→ DIRECTIONS
If a record holds a picture, drop the picture and return the rest of the record word for word.

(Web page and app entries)

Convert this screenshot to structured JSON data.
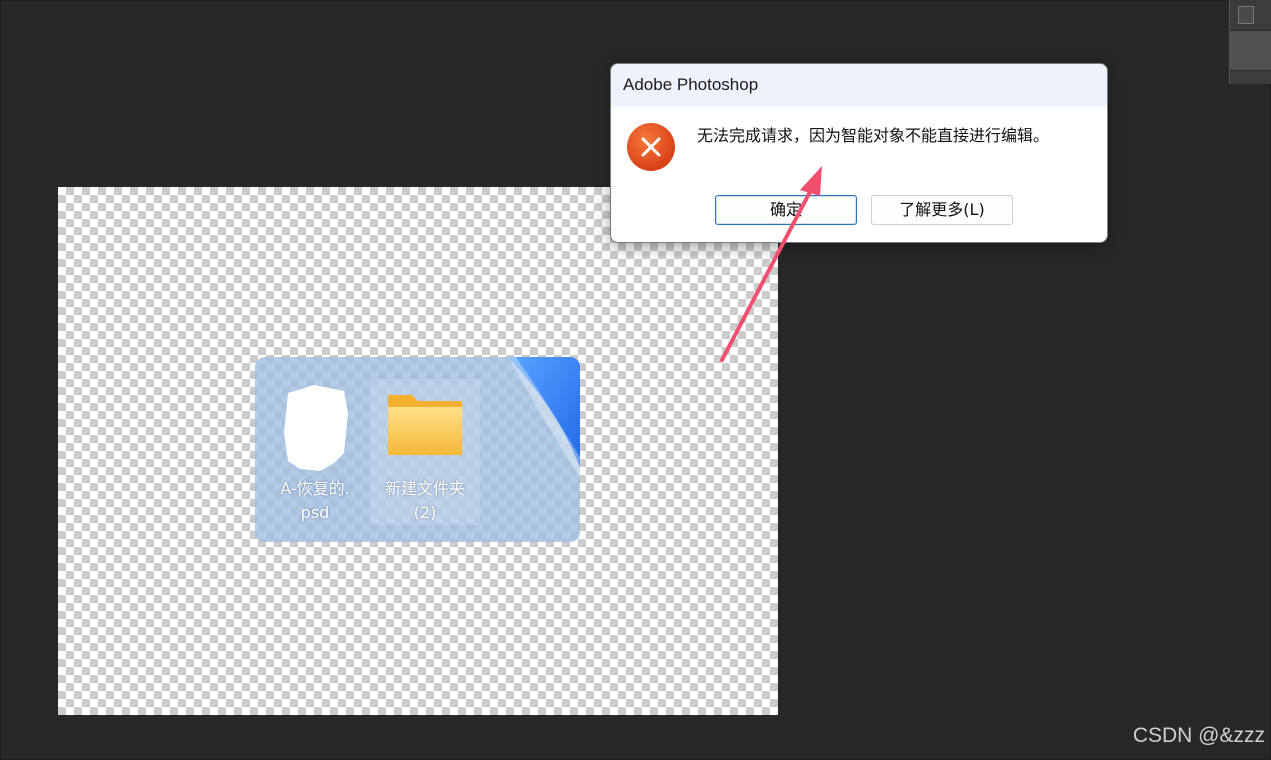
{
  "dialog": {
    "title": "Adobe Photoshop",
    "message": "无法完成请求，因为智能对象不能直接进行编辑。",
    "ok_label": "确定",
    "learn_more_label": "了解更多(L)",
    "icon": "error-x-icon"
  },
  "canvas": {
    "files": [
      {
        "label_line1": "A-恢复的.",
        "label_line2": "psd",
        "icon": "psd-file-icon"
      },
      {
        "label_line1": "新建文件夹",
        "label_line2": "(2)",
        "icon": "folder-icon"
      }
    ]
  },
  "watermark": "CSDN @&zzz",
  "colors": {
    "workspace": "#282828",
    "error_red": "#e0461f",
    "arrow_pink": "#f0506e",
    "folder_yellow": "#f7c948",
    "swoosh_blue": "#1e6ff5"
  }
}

→ OUTPUT OF THE TASK
Convert this screenshot to structured JSON data.
{
  "dialog": {
    "title": "Adobe Photoshop",
    "message": "无法完成请求，因为智能对象不能直接进行编辑。",
    "ok_label": "确定",
    "learn_more_label": "了解更多(L)",
    "icon": "error-x-icon"
  },
  "canvas": {
    "files": [
      {
        "label_line1": "A-恢复的.",
        "label_line2": "psd",
        "icon": "psd-file-icon"
      },
      {
        "label_line1": "新建文件夹",
        "label_line2": "(2)",
        "icon": "folder-icon"
      }
    ]
  },
  "watermark": "CSDN @&zzz",
  "colors": {
    "workspace": "#282828",
    "error_red": "#e0461f",
    "arrow_pink": "#f0506e",
    "folder_yellow": "#f7c948",
    "swoosh_blue": "#1e6ff5"
  }
}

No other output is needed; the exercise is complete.